Movies like War Horse are terribly misleading. Movies like War Horse sell the audience on emotional resonance through distance and time: that any situation can be made good if we just throw enough stimuli at it. Not only is this misleading, it’s dishonest, and if our goal is to make a movie fun, then producers of movies like War Horse certainly think lying is the most fun. We can pass on this movie as a piece of serious art and a piece of frivolous fun, mostly because it’s almost three hours long and the main point seems to be “this horse can survive through WAR, what are you doing with your life?”

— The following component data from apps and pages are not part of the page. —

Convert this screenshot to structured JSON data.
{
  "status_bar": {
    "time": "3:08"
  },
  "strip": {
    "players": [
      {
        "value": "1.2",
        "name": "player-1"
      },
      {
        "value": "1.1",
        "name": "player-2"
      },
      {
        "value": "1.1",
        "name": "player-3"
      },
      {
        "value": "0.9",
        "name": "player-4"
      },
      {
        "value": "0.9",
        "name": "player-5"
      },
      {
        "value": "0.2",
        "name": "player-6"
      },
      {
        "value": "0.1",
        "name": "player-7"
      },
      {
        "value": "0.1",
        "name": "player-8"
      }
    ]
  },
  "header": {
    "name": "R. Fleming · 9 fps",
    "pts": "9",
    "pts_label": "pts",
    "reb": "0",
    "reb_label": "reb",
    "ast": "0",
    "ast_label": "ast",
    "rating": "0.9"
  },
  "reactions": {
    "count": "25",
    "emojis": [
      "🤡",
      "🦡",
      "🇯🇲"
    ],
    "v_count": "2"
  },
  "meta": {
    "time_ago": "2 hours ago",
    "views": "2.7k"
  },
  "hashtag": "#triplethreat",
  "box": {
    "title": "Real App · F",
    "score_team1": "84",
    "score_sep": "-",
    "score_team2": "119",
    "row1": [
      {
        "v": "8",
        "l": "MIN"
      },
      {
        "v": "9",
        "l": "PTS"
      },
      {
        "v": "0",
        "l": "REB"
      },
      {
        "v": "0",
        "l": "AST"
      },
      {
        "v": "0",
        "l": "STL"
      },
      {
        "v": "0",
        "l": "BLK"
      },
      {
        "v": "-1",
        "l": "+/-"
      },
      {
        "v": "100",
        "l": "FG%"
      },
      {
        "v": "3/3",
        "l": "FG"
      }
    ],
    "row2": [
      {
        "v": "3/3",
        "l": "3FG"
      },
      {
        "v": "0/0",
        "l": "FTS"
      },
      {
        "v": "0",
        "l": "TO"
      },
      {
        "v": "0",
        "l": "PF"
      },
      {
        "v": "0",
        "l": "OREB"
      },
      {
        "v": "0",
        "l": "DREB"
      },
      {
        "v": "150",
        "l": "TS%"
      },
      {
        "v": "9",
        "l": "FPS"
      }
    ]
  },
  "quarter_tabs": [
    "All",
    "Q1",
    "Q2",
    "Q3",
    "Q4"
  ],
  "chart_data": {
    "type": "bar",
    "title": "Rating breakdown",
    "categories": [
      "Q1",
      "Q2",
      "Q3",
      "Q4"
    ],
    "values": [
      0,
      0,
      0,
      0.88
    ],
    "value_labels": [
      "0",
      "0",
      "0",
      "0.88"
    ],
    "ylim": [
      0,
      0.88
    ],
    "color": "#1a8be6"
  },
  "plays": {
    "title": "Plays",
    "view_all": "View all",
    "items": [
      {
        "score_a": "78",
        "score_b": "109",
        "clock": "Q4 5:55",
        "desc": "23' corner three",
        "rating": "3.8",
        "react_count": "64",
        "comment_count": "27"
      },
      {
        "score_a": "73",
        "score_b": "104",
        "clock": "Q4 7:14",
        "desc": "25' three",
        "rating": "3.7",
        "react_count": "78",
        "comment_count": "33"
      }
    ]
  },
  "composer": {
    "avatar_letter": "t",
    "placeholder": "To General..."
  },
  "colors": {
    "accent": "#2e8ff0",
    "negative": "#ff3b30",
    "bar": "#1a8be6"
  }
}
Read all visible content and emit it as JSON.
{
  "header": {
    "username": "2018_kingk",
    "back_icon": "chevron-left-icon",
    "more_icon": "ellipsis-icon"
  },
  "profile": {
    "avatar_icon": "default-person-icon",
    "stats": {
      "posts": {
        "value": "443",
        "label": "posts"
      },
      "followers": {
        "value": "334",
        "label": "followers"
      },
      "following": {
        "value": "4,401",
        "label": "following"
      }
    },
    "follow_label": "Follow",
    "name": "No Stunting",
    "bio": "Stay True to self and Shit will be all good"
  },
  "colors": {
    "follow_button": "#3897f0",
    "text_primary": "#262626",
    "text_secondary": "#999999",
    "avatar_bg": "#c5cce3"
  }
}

The trope isn’t new and this particular iteration is not even that bad. The movie is a fine Steven Spielberg epic, though not coming anywhere near Saving Private Ryan for its depth or E.T.: The Extra-Terrestrial for its reach. Each smaller story plays as a vignette that serves its higher purpose, which is clear, but we don’t ever get the chance to explore whether this idea is particularly interesting or if we are just supposed to like it because we are supposed to enjoy and respect war, and horses. Why wouldn’t we respect a movie about both? Because at the core of the human experience is a deep aversion to feeling the fool. Movies like War Horse are more manipulation than movie — they’re neither tongue-in-cheek nor overtly serious, like Saving Private Ryan or even, perhaps especially, Schindler’s List. When an audience member must decide to like something outright based on an invented consensus, the floor falls out faster than a horse hoof hawking hogwash.

Other movies, somehow and somewhat offensively geared toward “confused women,” like The Divine Secrets of the Ya-Ya Sisterhood or The Sisterhood of the Traveling Pants treat the idea of the magical, fixable object with little to no deference. We aren’t supposed to care about these movies and they aren’t made to win Oscars, they’re made to make people feel a sense of completion. In that way, these movies are rounded-out narratives, even if the story feels flat. The simple hero’s journey in about 100 minutes is not a bad way to spend two hours. But with prestige, even faux-prestige, comes with expectations that have to be managed. War Horse cost someone over $66 million to make; even though it took in a two-point-five times return on this investment, this movie begged for Oscar nominations to reinforce the weight of its convictions, even if, again, without Spielberg and a Christmas release, the schlock doesn’t really weigh anything.  Continue reading